[Element data from apps and pages]

-.-.-

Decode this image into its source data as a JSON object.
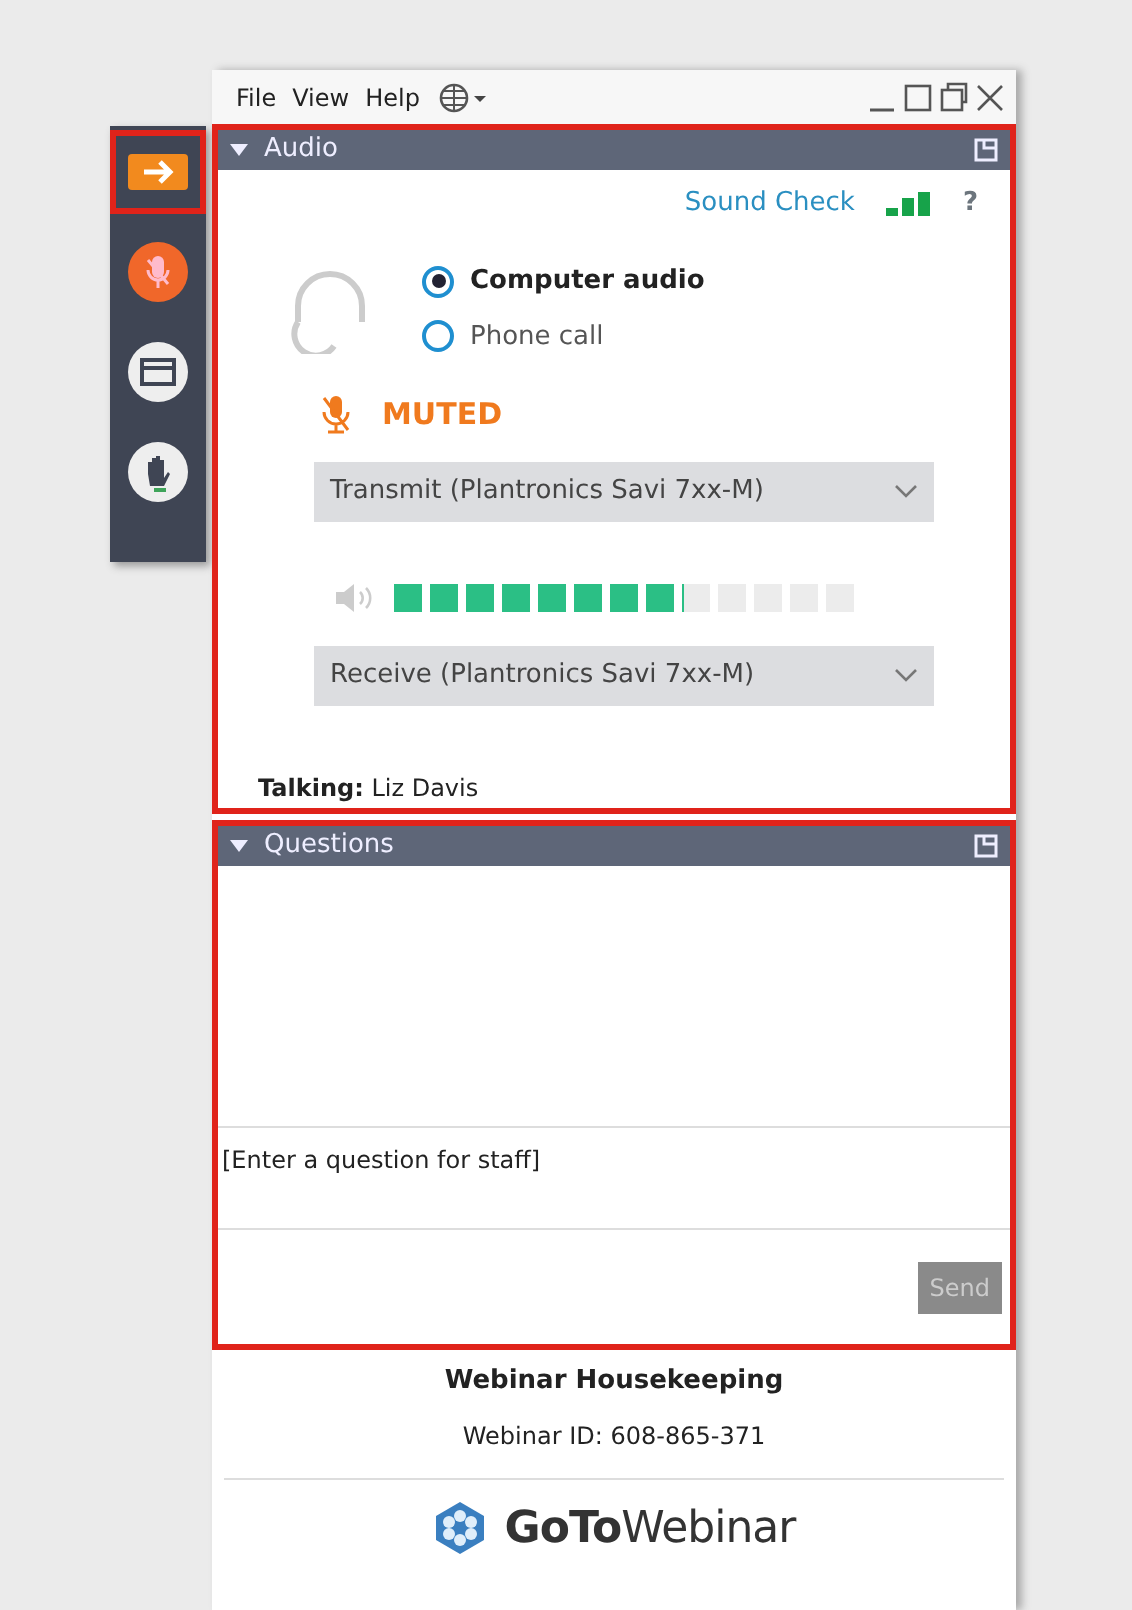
{
  "menu_bar": {
    "items": [
      "File",
      "View",
      "Help"
    ]
  },
  "side_toolbar": [
    {
      "kind": "arrow",
      "highlighted": true
    },
    {
      "kind": "mic",
      "highlighted": false
    },
    {
      "kind": "window",
      "highlighted": false
    },
    {
      "kind": "hand",
      "highlighted": false
    }
  ],
  "audio": {
    "title": "Audio",
    "expanded": true,
    "highlighted": true,
    "sound_check": "Sound Check",
    "help": "?",
    "modes": [
      {
        "label": "Computer audio",
        "selected": true
      },
      {
        "label": "Phone call",
        "selected": false
      }
    ],
    "mute_status": "MUTED",
    "transmit": "Transmit (Plantronics Savi 7xx-M)",
    "speaker": {
      "level": 0.62
    },
    "receive": "Receive (Plantronics Savi 7xx-M)",
    "talking": "**Talking:** Liz Davis"
  },
  "questions": {
    "title": "Questions",
    "expanded": true,
    "highlighted": true,
    "placeholder": "[Enter a question for staff]",
    "send": {
      "label": "Send",
      "disabled": true
    }
  },
  "footer": {
    "title": "Webinar Housekeeping",
    "webinar_id": "Webinar ID: 608-865-371",
    "logo": "**GoTo**Webinar"
  }
}
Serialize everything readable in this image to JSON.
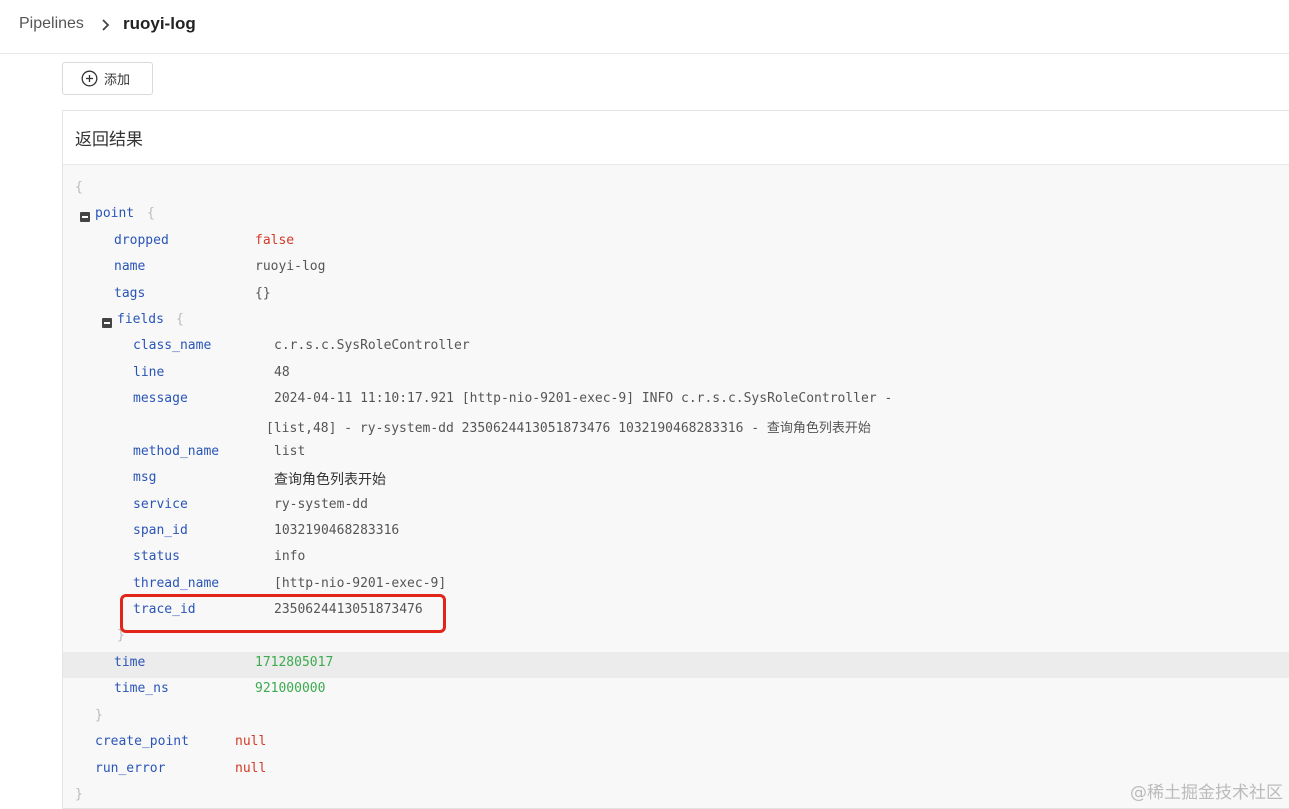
{
  "breadcrumb": {
    "root": "Pipelines",
    "current": "ruoyi-log"
  },
  "toolbar": {
    "add_label": "添加"
  },
  "panel": {
    "title": "返回结果"
  },
  "json": {
    "open_brace": "{",
    "point_key": "point",
    "point_open": "{",
    "dropped_key": "dropped",
    "dropped_val": "false",
    "name_key": "name",
    "name_val": "ruoyi-log",
    "tags_key": "tags",
    "tags_val": "{}",
    "fields_key": "fields",
    "fields_open": "{",
    "class_name_key": "class_name",
    "class_name_val": "c.r.s.c.SysRoleController",
    "line_key": "line",
    "line_val": "48",
    "message_key": "message",
    "message_val_1": "2024-04-11 11:10:17.921 [http-nio-9201-exec-9] INFO  c.r.s.c.SysRoleController -",
    "message_val_2": "[list,48] - ry-system-dd 2350624413051873476 1032190468283316 - 查询角色列表开始",
    "method_name_key": "method_name",
    "method_name_val": "list",
    "msg_key": "msg",
    "msg_val": "查询角色列表开始",
    "service_key": "service",
    "service_val": "ry-system-dd",
    "span_id_key": "span_id",
    "span_id_val": "1032190468283316",
    "status_key": "status",
    "status_val": "info",
    "thread_name_key": "thread_name",
    "thread_name_val": "[http-nio-9201-exec-9]",
    "trace_id_key": "trace_id",
    "trace_id_val": "2350624413051873476",
    "fields_close": "}",
    "time_key": "time",
    "time_val": "1712805017",
    "time_ns_key": "time_ns",
    "time_ns_val": "921000000",
    "point_close": "}",
    "create_point_key": "create_point",
    "create_point_val": "null",
    "run_error_key": "run_error",
    "run_error_val": "null",
    "close_brace": "}"
  },
  "watermark": "@稀土掘金技术社区",
  "colors": {
    "key": "#2a55b8",
    "false_null": "#d23a28",
    "number": "#3cab4f",
    "highlight_box": "#e1251b"
  }
}
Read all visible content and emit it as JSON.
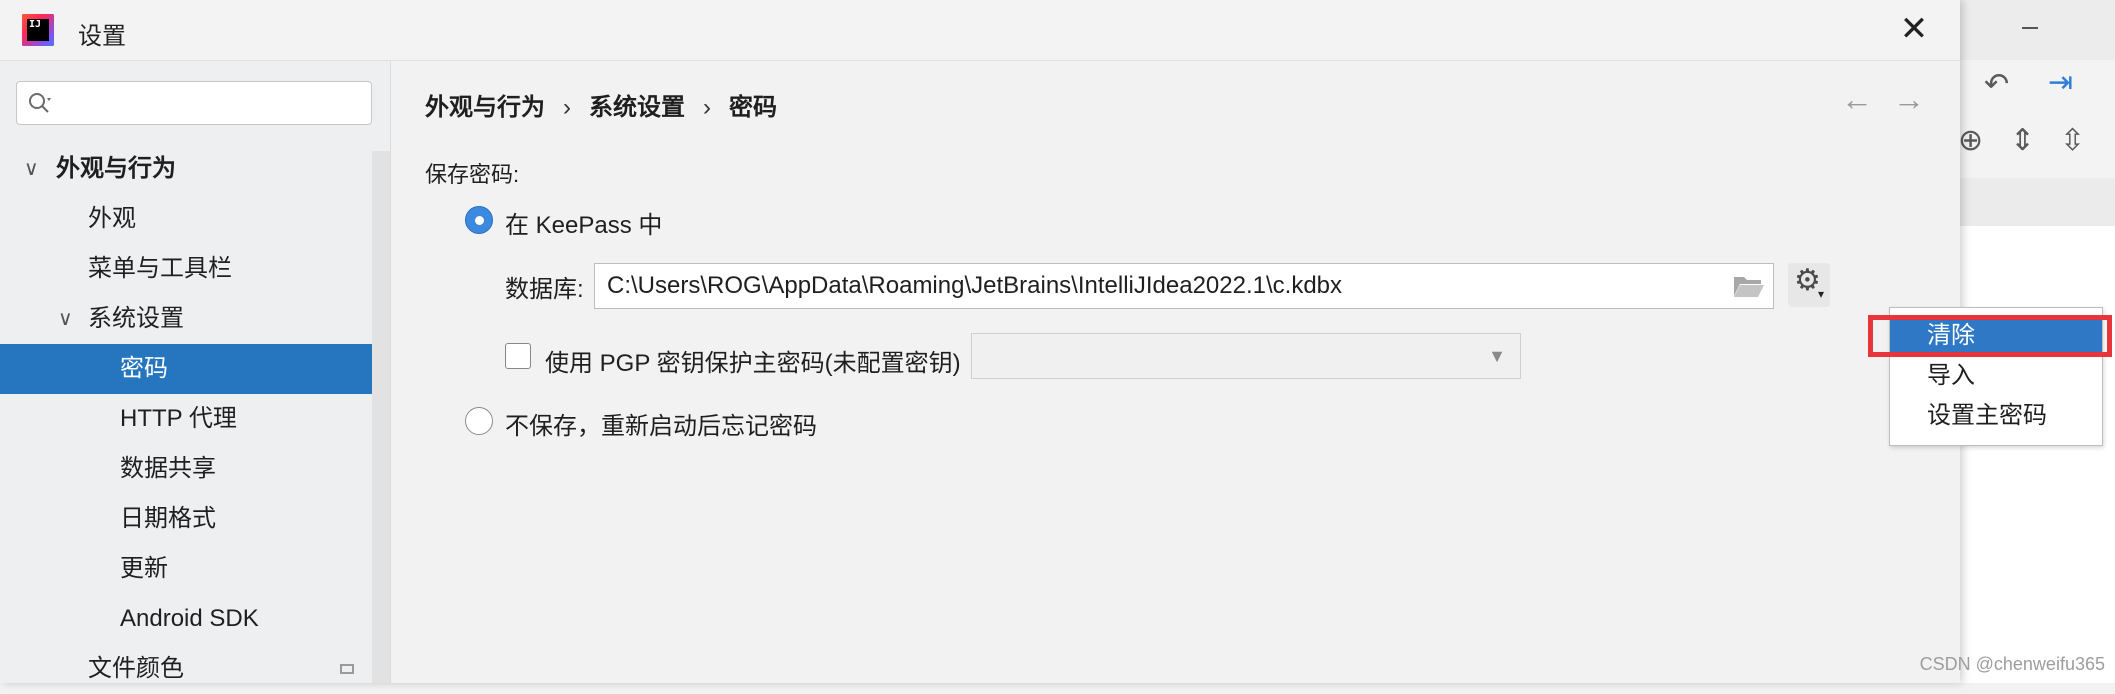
{
  "window": {
    "title": "设置",
    "app_icon_text": "IJ"
  },
  "search": {
    "placeholder": "",
    "value": ""
  },
  "sidebar": {
    "items": [
      {
        "label": "外观与行为",
        "level": 0,
        "expanded": true,
        "selected": false
      },
      {
        "label": "外观",
        "level": 1,
        "selected": false
      },
      {
        "label": "菜单与工具栏",
        "level": 1,
        "selected": false
      },
      {
        "label": "系统设置",
        "level": 1,
        "expanded": true,
        "selected": false
      },
      {
        "label": "密码",
        "level": 2,
        "selected": true
      },
      {
        "label": "HTTP 代理",
        "level": 2,
        "selected": false
      },
      {
        "label": "数据共享",
        "level": 2,
        "selected": false
      },
      {
        "label": "日期格式",
        "level": 2,
        "selected": false
      },
      {
        "label": "更新",
        "level": 2,
        "selected": false
      },
      {
        "label": "Android SDK",
        "level": 2,
        "selected": false
      },
      {
        "label": "文件颜色",
        "level": 1,
        "selected": false
      }
    ]
  },
  "breadcrumb": {
    "part1": "外观与行为",
    "part2": "系统设置",
    "part3": "密码",
    "separator": "›"
  },
  "nav": {
    "back": "←",
    "forward": "→"
  },
  "passwords": {
    "section_label": "保存密码:",
    "option_keepass": "在 KeePass 中",
    "option_keepass_selected": true,
    "database_label": "数据库:",
    "database_path": "C:\\Users\\ROG\\AppData\\Roaming\\JetBrains\\IntelliJIdea2022.1\\c.kdbx",
    "pgp_label": "使用 PGP 密钥保护主密码(未配置密钥)",
    "pgp_checked": false,
    "option_nosave": "不保存，重新启动后忘记密码",
    "option_nosave_selected": false
  },
  "gear_menu": {
    "items": [
      {
        "label": "清除",
        "selected": true
      },
      {
        "label": "导入",
        "selected": false
      },
      {
        "label": "设置主密码",
        "selected": false
      }
    ]
  },
  "watermark": "CSDN @chenweifu365",
  "colors": {
    "selection": "#2675bf",
    "highlight_border": "#e8343b",
    "radio_on": "#3b8ae0"
  }
}
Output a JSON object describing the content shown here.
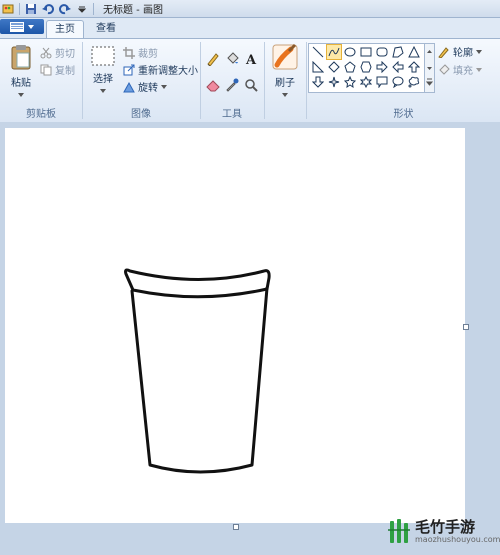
{
  "window": {
    "title": "无标题 - 画图"
  },
  "tabs": {
    "home": "主页",
    "view": "查看"
  },
  "clipboard": {
    "paste": "粘贴",
    "cut": "剪切",
    "copy": "复制",
    "label": "剪贴板"
  },
  "image": {
    "select": "选择",
    "crop": "裁剪",
    "resize": "重新调整大小",
    "rotate": "旋转",
    "label": "图像"
  },
  "tools": {
    "label": "工具"
  },
  "brushes": {
    "label": "刷子"
  },
  "shapes": {
    "outline": "轮廓",
    "fill": "填充",
    "label": "形状"
  },
  "watermark": {
    "name": "毛竹手游",
    "url": "maozhushouyou.com"
  },
  "colors": {
    "accent": "#2e66b8",
    "ribbon": "#f5f9fe",
    "workspace": "#c5d4e6"
  }
}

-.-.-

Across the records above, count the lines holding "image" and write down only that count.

» **Exercise solution**
3